Recent Case Law

Hillside Villas Condominium Association, Inc. v. Bottaro Development Company
The Commonwealth Court of Pennsylvania found that a property owner who did not unconditionally sell property to a condominium developer was liable as a co-declarant for common element warranties. (Pa. Commw. Ct. 2018)

Palisades At Fort Lee Condominium Association, Inc. v. 100 Old Palisade, LLC
The Supreme Court of New Jersey held that the statute of limitations on a community association's claims against a builder/developer does not begin running until "a plaintiff is able to discover, through the exercise of reasonable diligence, the facts that form the basis for an actionable claim against an identifiable defendant." (N.J. 2017)

In re: Sligh v. N Point Condo
The U.S. Bankruptcy Court for the Eastern District of Pennsylvania held that a judicial sale is a threshold requirement for super-lien status of an association's lien under the Pennsylvania Uniform Condominium Act. (Bankr. E.D. Pa. Dec. 3, 2015)

Prioleau v. Kentucky Fried Chicken, Inc
"The mode-of-operation rule applies only in situations where the customer foreseeably serves himself or herself, or otherwise directly engages with products or services unsupervised by an employee. Plaintiff's theories of liability did not involve a self-service operation that might warrant a mode-of-operation jury instruction. Because the trial court's erroneous mode-of-operation charge may well have determined the jury's verdict, defendant is entitled to a new trial on the issue of liability." (Justia, 2015)

In re: Kelly L. Mankowka
"The US Court of Appeals held that the lien for assessments created by Section 5315 of the Pennsylvania Planned Community Act can only be preserved for statute of limitation purposes, by an in rem foreclosure action. In the context of bankruptcy therefore, the statutory lien for assessments accruing more than three years prior to the filing of a bankruptcy, unless enforced by an action in foreclosure, is unenforceable." (Clemons Law, 2014)

Dublirer v. 2000 Linwood Avenue Owners Inc.
"The Supreme Court says the New Jersey Constitution protects against unreasonably restrictive or oppressive conduct by private entities in certain circumstances. N.J. Coal. Against War in the Middle East v. J.M.B. Realty Corp., and State v Schmid addressed the balance between the rights of owners of private property used by the public and the free speech rights of visitors." (FindLaw, 2014)

Luchejko v. City of Hoboken, New Jersey Supreme Court, July 2011
"The issue on appeal before the Supreme Court was whether a condominium complex is liable in tort for injury sustained by a pedestrian on its abutting sidewalk. Upon review of the appellate record, the Supreme Court found that the Appellate Division properly analyzed the facts of this case and concluded that no sidewalk liability attached for the injury to Plaintiff." (Justia, 2011)

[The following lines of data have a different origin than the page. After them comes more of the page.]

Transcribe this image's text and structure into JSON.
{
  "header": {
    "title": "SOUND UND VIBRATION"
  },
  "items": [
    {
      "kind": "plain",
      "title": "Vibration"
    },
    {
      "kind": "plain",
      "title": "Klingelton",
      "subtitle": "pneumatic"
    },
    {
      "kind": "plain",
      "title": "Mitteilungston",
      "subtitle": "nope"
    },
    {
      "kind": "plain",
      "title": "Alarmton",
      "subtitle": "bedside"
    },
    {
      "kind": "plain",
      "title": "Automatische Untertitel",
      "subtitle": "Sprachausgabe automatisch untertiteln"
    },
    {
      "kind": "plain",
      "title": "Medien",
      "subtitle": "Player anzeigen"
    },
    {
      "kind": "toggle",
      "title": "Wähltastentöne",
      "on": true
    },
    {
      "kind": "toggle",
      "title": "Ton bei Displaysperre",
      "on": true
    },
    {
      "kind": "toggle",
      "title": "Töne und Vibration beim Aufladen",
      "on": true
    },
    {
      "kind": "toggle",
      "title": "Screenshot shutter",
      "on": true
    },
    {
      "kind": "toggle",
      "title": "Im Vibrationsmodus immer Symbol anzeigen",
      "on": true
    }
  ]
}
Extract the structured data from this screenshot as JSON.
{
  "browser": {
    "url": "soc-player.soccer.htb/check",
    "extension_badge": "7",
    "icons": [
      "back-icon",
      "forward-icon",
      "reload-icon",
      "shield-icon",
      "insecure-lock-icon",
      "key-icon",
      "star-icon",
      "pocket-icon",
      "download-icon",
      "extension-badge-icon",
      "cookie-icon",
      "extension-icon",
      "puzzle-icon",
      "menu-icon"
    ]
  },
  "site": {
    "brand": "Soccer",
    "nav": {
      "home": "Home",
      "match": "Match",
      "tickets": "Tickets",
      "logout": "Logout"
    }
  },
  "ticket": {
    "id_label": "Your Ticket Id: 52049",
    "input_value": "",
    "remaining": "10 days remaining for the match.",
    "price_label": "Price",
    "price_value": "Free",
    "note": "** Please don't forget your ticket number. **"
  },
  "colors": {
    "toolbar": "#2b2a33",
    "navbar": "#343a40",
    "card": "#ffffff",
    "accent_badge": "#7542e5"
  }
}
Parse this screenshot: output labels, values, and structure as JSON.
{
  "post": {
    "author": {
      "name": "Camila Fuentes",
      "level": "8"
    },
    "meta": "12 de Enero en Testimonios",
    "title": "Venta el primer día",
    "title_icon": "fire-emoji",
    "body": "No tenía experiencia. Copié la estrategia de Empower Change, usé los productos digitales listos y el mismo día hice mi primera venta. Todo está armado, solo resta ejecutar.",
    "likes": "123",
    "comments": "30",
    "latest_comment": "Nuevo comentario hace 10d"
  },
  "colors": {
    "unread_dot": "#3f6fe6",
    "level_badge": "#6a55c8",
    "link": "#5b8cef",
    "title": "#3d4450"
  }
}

Mazdabrook Commons Homeowners Association v. Khan, New Jersey Supreme Court, Argued October 2011
The Supreme Court is considering how far a homeowner's association can go in restricted political signs on properties without violating residents' First Amendment rights: "A divided Appellate Division panel found last year that Mazdabrook Commons Homeowners Association's ban on signs, other than those advertising a home for sale, was not content-neutral, favoring commercial speech." (Michael Booth, New Jersey Law Journal, 2011)

Dublirer v. 2000 Linwood Ave. Owners, Inc., Appellate Division of the Superior Court of New Jersey, August 2011 
The court struck down a regulation prohibiting a unit owner from distributing election materials:
“The regulation prohibits posting of written material on one's own door or window, distribution of written material anywhere on the premises, contribution to the board's newsletter and, as understood by the members of the board, delivery of political-like speech related to board elections by going door-to-door. The restrictions are not reasonable and do not meet Twin Rivers' minimum requirement of reasonableness as to time, place and manner.”
(Justia, 2011)

Bell Tower Condominium Association v. Haffert, Appellate Division of the Superior Court of New Jersey, January 2012
The New Jersey court took a broad view of a statute mandating ADR in condo cases: "The court gave shape to the definition of "housing-related disputes" that are subject to alternative dispute resolution under the Condominium Act. Mandatory ADR applies to "any matter arising directly from the condominium relationship," the Appellate Division said." (Charles Toutant, New Jersey Law Journal, 2011)

Joseph Fernicola and Rosemary Fernicola v. Pheasant Run at Barnegat Pheasant Run Homeowners' Association, Inc., July 2010
"Plaintiffs sued for personal injuries sustained in a sidewalk trip-and-fall accident on defendant's property, which is a residential condo complex. The case was treated as though gross negligence was alleged. The property management of Pheasant Run believed that repairs of the sidewalk were not warranted. The defendant filed a motion for summary judgment (which was granted), and the case was dismissed." (FindLaw, 2010)